▶ DATA SECTION:
▬▬▬▬▬▬▬▬▬▬
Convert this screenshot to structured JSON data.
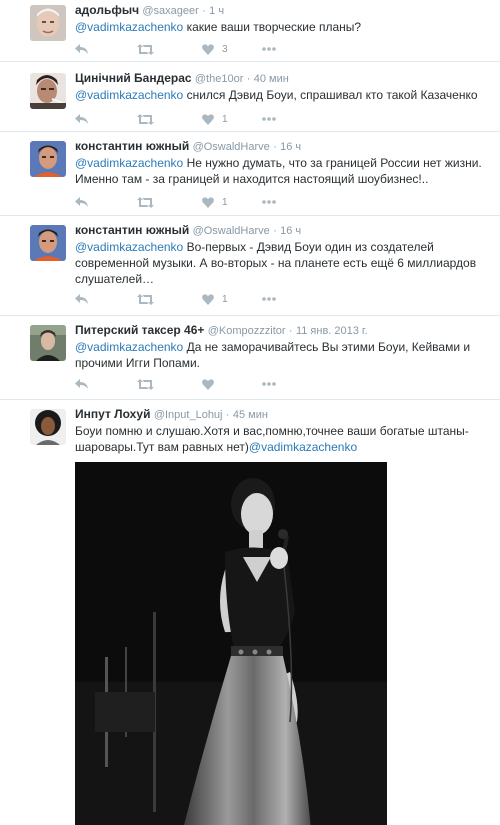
{
  "tweets": [
    {
      "name": "адольфыч",
      "handle": "@saxageer",
      "time": "1 ч",
      "mention": "@vadimkazachenko",
      "text": " какие ваши творческие планы?",
      "likes": "3"
    },
    {
      "name": "Цинічний Бандерас",
      "handle": "@the10or",
      "time": "40 мин",
      "mention": "@vadimkazachenko",
      "text": " снился Дэвид Боуи, спрашивал кто такой Казаченко",
      "likes": "1"
    },
    {
      "name": "константин южный",
      "handle": "@OswaldHarve",
      "time": "16 ч",
      "mention": "@vadimkazachenko",
      "text": " Не нужно думать, что за границей России нет жизни. Именно там - за границей и находится настоящий шоубизнес!..",
      "likes": "1"
    },
    {
      "name": "константин южный",
      "handle": "@OswaldHarve",
      "time": "16 ч",
      "mention": "@vadimkazachenko",
      "text": " Во-первых - Дэвид Боуи один из создателей современной музыки. А во-вторых - на планете есть ещё 6 миллиардов слушателей…",
      "likes": "1"
    },
    {
      "name": "Питерский таксер 46+",
      "handle": "@Kompozzzitor",
      "time": "11 янв. 2013 г.",
      "mention": "@vadimkazachenko",
      "text": " Да не заморачивайтесь Вы этими Боуи, Кейвами и прочими Игги Попами.",
      "likes": ""
    },
    {
      "name": "Инпут Лохуй",
      "handle": "@Input_Lohuj",
      "time": "45 мин",
      "text_before": "Боуи помню и слушаю.Хотя и вас,помню,точнее ваши богатые штаны-шаровары.Тут вам равных нет)",
      "mention": "@vadimkazachenko"
    }
  ],
  "dot": "·",
  "colors": {
    "link": "#2b7bb9",
    "meta": "#8899a6",
    "icon": "#aab8c2",
    "divider": "#e1e8ed"
  },
  "icons": [
    "reply-icon",
    "retweet-icon",
    "heart-icon",
    "more-icon"
  ]
}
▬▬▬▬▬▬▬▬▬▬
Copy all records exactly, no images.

▶ SOLVED PROBLEM:
Convert this screenshot to structured JSON data.
{
  "tweets": [
    {
      "name": "адольфыч",
      "handle": "@saxageer",
      "time": "1 ч",
      "mention": "@vadimkazachenko",
      "text": " какие ваши творческие планы?",
      "likes": "3"
    },
    {
      "name": "Цинічний Бандерас",
      "handle": "@the10or",
      "time": "40 мин",
      "mention": "@vadimkazachenko",
      "text": " снился Дэвид Боуи, спрашивал кто такой Казаченко",
      "likes": "1"
    },
    {
      "name": "константин южный",
      "handle": "@OswaldHarve",
      "time": "16 ч",
      "mention": "@vadimkazachenko",
      "text": " Не нужно думать, что за границей России нет жизни. Именно там - за границей и находится настоящий шоубизнес!..",
      "likes": "1"
    },
    {
      "name": "константин южный",
      "handle": "@OswaldHarve",
      "time": "16 ч",
      "mention": "@vadimkazachenko",
      "text": " Во-первых - Дэвид Боуи один из создателей современной музыки. А во-вторых - на планете есть ещё 6 миллиардов слушателей…",
      "likes": "1"
    },
    {
      "name": "Питерский таксер 46+",
      "handle": "@Kompozzzitor",
      "time": "11 янв. 2013 г.",
      "mention": "@vadimkazachenko",
      "text": " Да не заморачивайтесь Вы этими Боуи, Кейвами и прочими Игги Попами.",
      "likes": ""
    },
    {
      "name": "Инпут Лохуй",
      "handle": "@Input_Lohuj",
      "time": "45 мин",
      "text_before": "Боуи помню и слушаю.Хотя и вас,помню,точнее ваши богатые штаны-шаровары.Тут вам равных нет)",
      "mention": "@vadimkazachenko"
    }
  ],
  "dot": "·",
  "colors": {
    "link": "#2b7bb9",
    "meta": "#8899a6",
    "icon": "#aab8c2",
    "divider": "#e1e8ed"
  },
  "icons": [
    "reply-icon",
    "retweet-icon",
    "heart-icon",
    "more-icon"
  ]
}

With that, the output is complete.